[[ Records shown open ]]
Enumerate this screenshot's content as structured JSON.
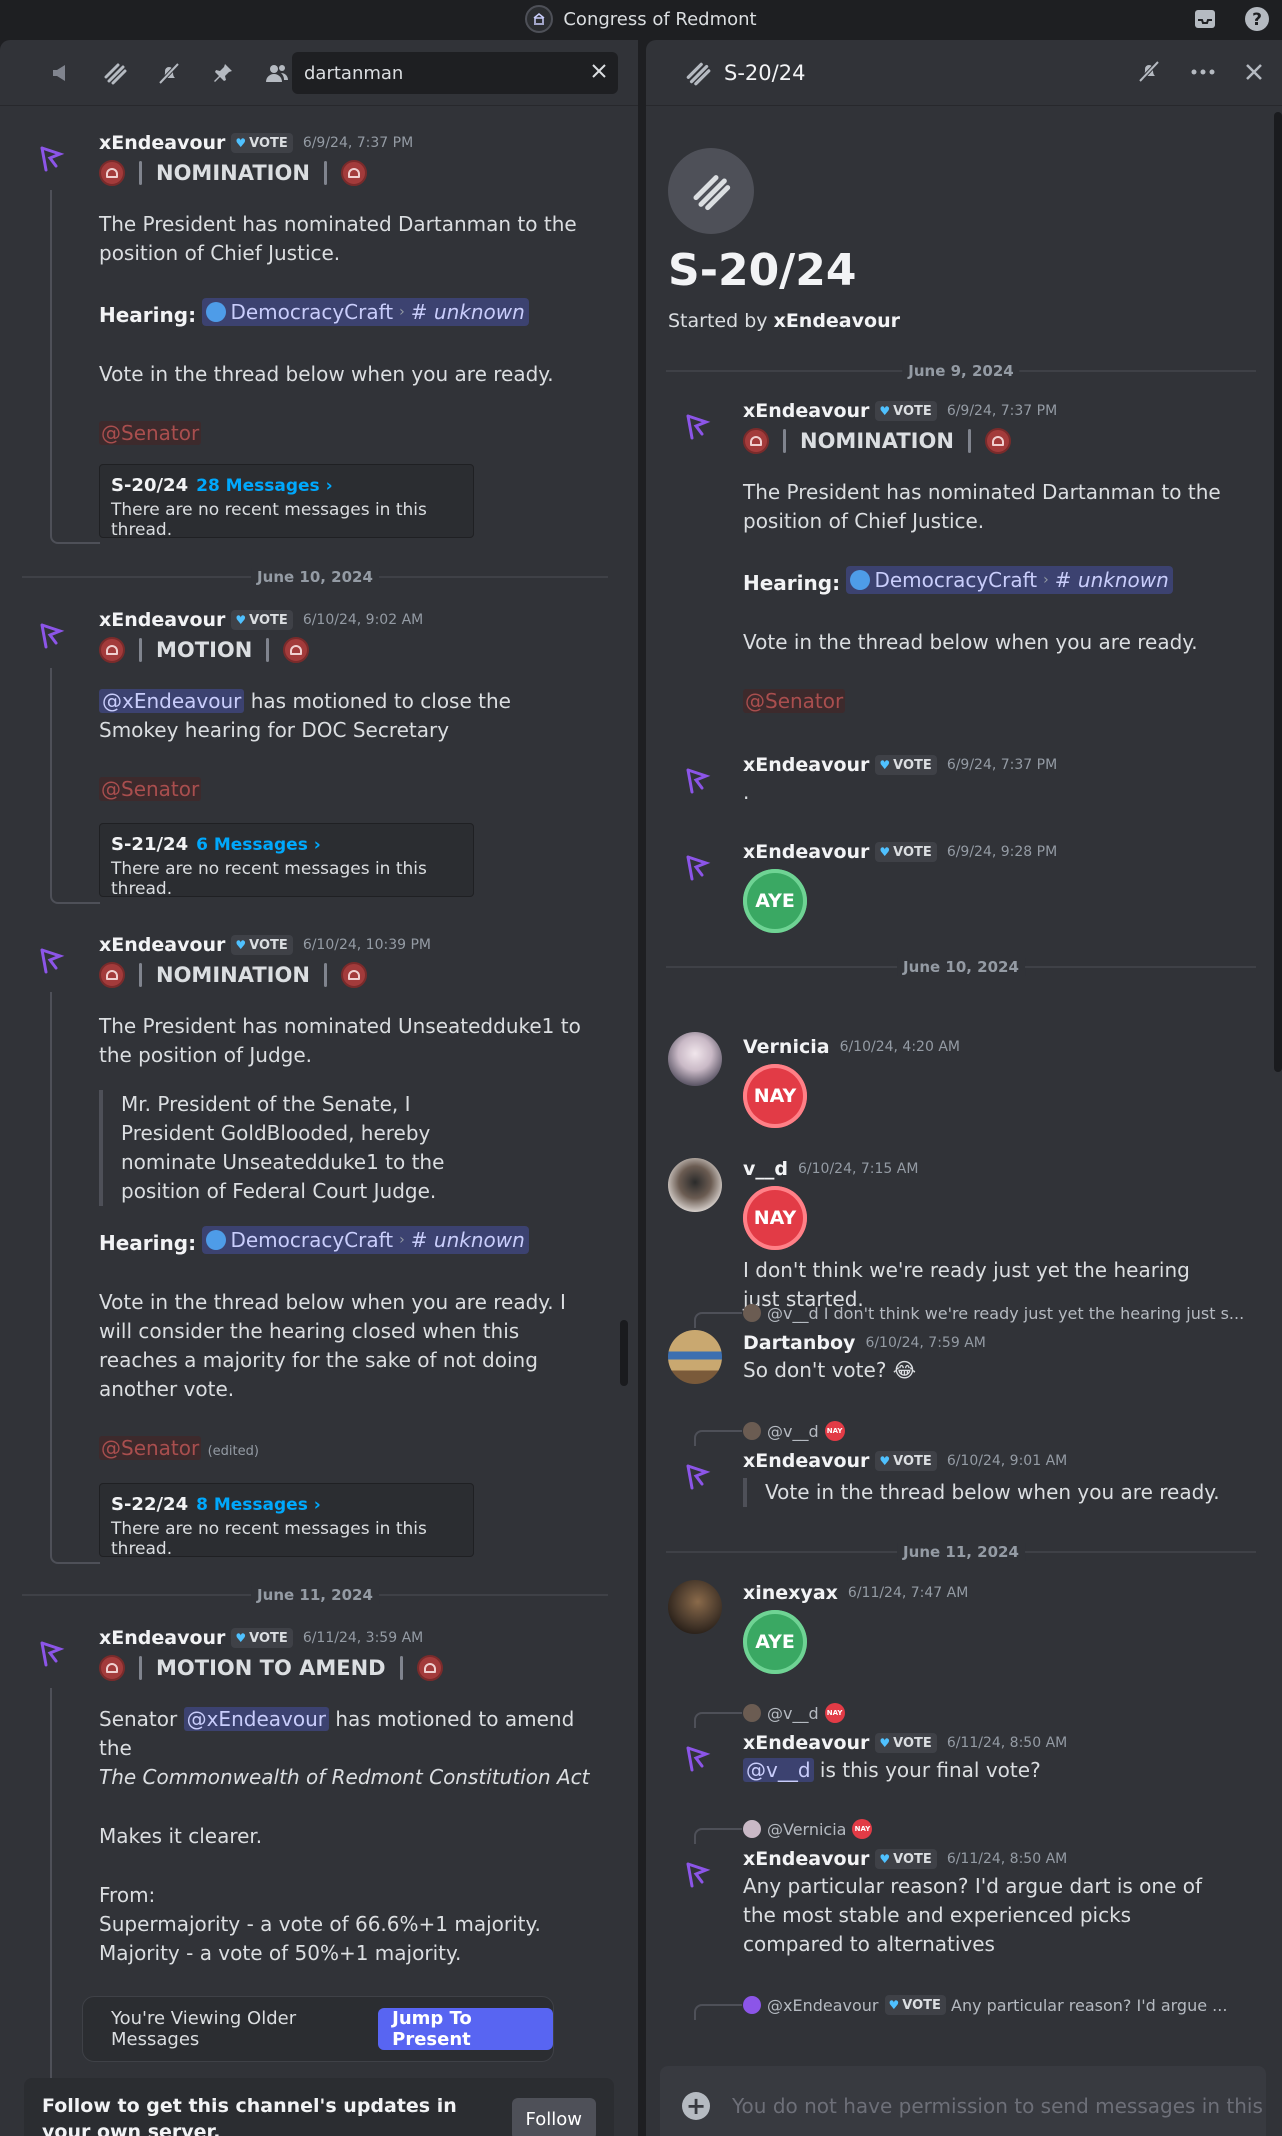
{
  "window": {
    "title": "Congress of Redmont"
  },
  "search": {
    "value": "dartanman"
  },
  "left_messages": [
    {
      "author": "xEndeavour",
      "badge": "VOTE",
      "time": "6/9/24, 7:37 PM",
      "heading": "NOMINATION",
      "p1": "The President has nominated Dartanman to the position of Chief Justice.",
      "hearing_label": "Hearing:",
      "channel": "DemocracyCraft",
      "subchannel": "unknown",
      "p2": "Vote in the thread below when you are ready.",
      "mention": "@Senator",
      "thread": {
        "name": "S-20/24",
        "count": "28 Messages ›",
        "note": "There are no recent messages in this thread."
      }
    },
    {
      "author": "xEndeavour",
      "badge": "VOTE",
      "time": "6/10/24, 9:02 AM",
      "heading": "MOTION",
      "mention_user": "@xEndeavour",
      "p1": " has motioned to close the Smokey hearing for DOC Secretary",
      "mention": "@Senator",
      "thread": {
        "name": "S-21/24",
        "count": "6 Messages ›",
        "note": "There are no recent messages in this thread."
      }
    },
    {
      "author": "xEndeavour",
      "badge": "VOTE",
      "time": "6/10/24, 10:39 PM",
      "heading": "NOMINATION",
      "p1": "The President has nominated Unseatedduke1 to the position of Judge.",
      "quote": "Mr. President of the Senate, I President GoldBlooded, hereby nominate Unseatedduke1 to the position of Federal Court Judge.",
      "hearing_label": "Hearing:",
      "channel": "DemocracyCraft",
      "subchannel": "unknown",
      "p2": "Vote in the thread below when you are ready. I will consider the hearing closed when this reaches a majority for the sake of not doing another vote.",
      "mention": "@Senator",
      "edited": "(edited)",
      "thread": {
        "name": "S-22/24",
        "count": "8 Messages ›",
        "note": "There are no recent messages in this thread."
      }
    },
    {
      "author": "xEndeavour",
      "badge": "VOTE",
      "time": "6/11/24, 3:59 AM",
      "heading": "MOTION TO AMEND",
      "pre": "Senator ",
      "mention_user": "@xEndeavour",
      "p1": " has motioned to amend the",
      "act": "The Commonwealth of Redmont Constitution Act",
      "p2": "Makes it clearer.",
      "p3": "From:",
      "p4": "Supermajority - a vote of 66.6%+1 majority.",
      "p5": "Majority - a vote of 50%+1 majority."
    }
  ],
  "left_dividers": [
    "June 10, 2024",
    "June 11, 2024"
  ],
  "older_bar": {
    "text": "You're Viewing Older Messages",
    "button": "Jump To Present"
  },
  "follow_bar": {
    "text": "Follow to get this channel's updates in your own server.",
    "button": "Follow"
  },
  "thread_panel": {
    "title": "S-20/24",
    "started_prefix": "Started by ",
    "starter": "xEndeavour",
    "dividers": [
      "June 9, 2024",
      "June 10, 2024",
      "June 11, 2024"
    ],
    "msg1": {
      "author": "xEndeavour",
      "badge": "VOTE",
      "time": "6/9/24, 7:37 PM",
      "heading": "NOMINATION",
      "p1": "The President has nominated Dartanman to the position of Chief Justice.",
      "hearing_label": "Hearing:",
      "channel": "DemocracyCraft",
      "subchannel": "unknown",
      "p2": "Vote in the thread below when you are ready.",
      "mention": "@Senator"
    },
    "msg2": {
      "author": "xEndeavour",
      "badge": "VOTE",
      "time": "6/9/24, 7:37 PM",
      "text": "."
    },
    "msg3": {
      "author": "xEndeavour",
      "badge": "VOTE",
      "time": "6/9/24, 9:28 PM",
      "react": "AYE"
    },
    "msg4": {
      "author": "Vernicia",
      "time": "6/10/24, 4:20 AM",
      "react": "NAY"
    },
    "msg5": {
      "author": "v__d",
      "time": "6/10/24, 7:15 AM",
      "react": "NAY",
      "text": "I don't think we're ready just yet the hearing just started."
    },
    "msg6": {
      "reply_user": "@v__d",
      "reply_text": "I don't think we're ready just yet the hearing just s...",
      "author": "Dartanboy",
      "time": "6/10/24, 7:59 AM",
      "text": "So don't vote? 😂"
    },
    "msg7": {
      "reply_user": "@v__d",
      "reply_badge": "NAY",
      "author": "xEndeavour",
      "badge": "VOTE",
      "time": "6/10/24, 9:01 AM",
      "quote": "Vote in the thread below when you are ready."
    },
    "msg8": {
      "author": "xinexyax",
      "time": "6/11/24, 7:47 AM",
      "react": "AYE"
    },
    "msg9": {
      "reply_user": "@v__d",
      "reply_badge": "NAY",
      "author": "xEndeavour",
      "badge": "VOTE",
      "time": "6/11/24, 8:50 AM",
      "mention": "@v__d",
      "text": " is this your final vote?"
    },
    "msg10": {
      "reply_user": "@Vernicia",
      "reply_badge": "NAY",
      "author": "xEndeavour",
      "badge": "VOTE",
      "time": "6/11/24, 8:50 AM",
      "text": "Any particular reason? I'd argue dart is one of the most stable and experienced picks compared to alternatives"
    },
    "msg11": {
      "reply_user": "@xEndeavour",
      "reply_badge": "VOTE",
      "reply_text": "Any particular reason? I'd argue ..."
    },
    "input_placeholder": "You do not have permission to send messages in this c..."
  },
  "colors": {
    "accent": "#5865f2",
    "aye": "#3aa863",
    "nay": "#e23b46",
    "link": "#00a8fc"
  }
}
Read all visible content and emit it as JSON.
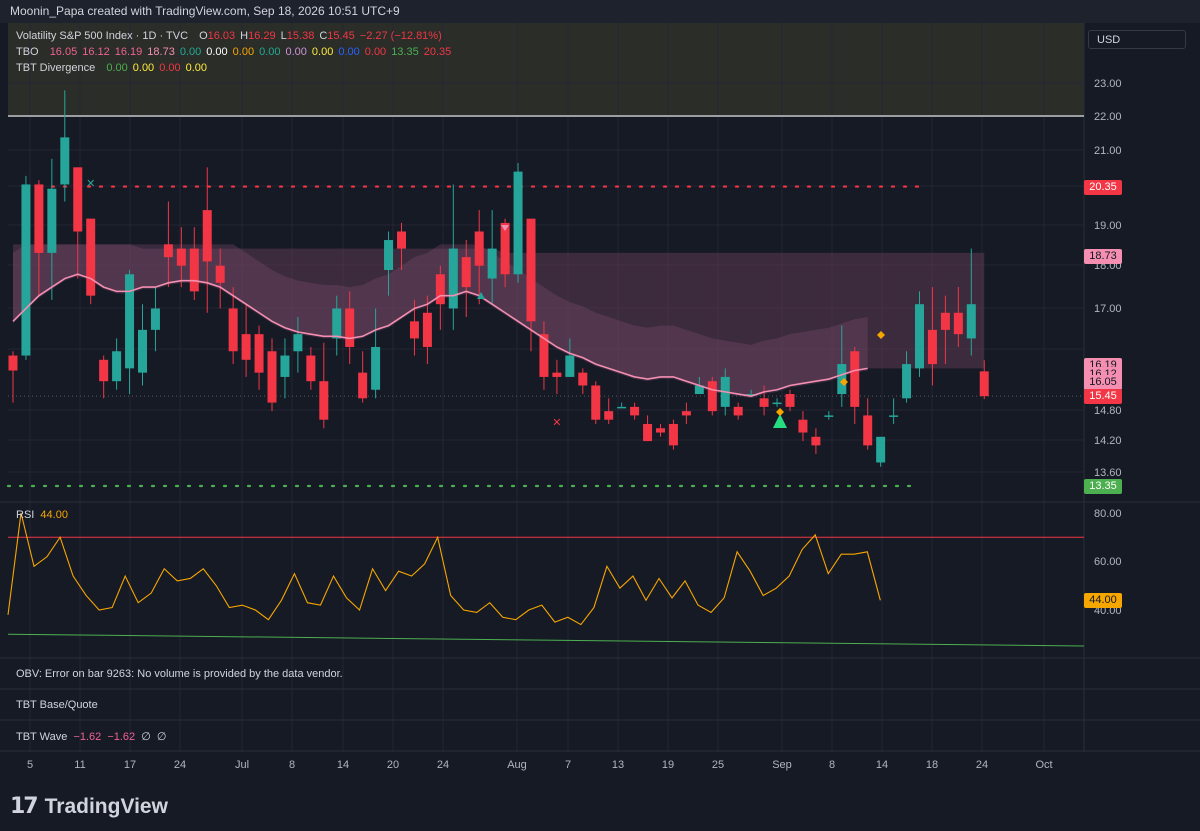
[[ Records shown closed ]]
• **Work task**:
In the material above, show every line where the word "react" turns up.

• **Answer space**:
      "react": "AYE"
      "react": "NAY"
      "react": "NAY",
      "react": "AYE"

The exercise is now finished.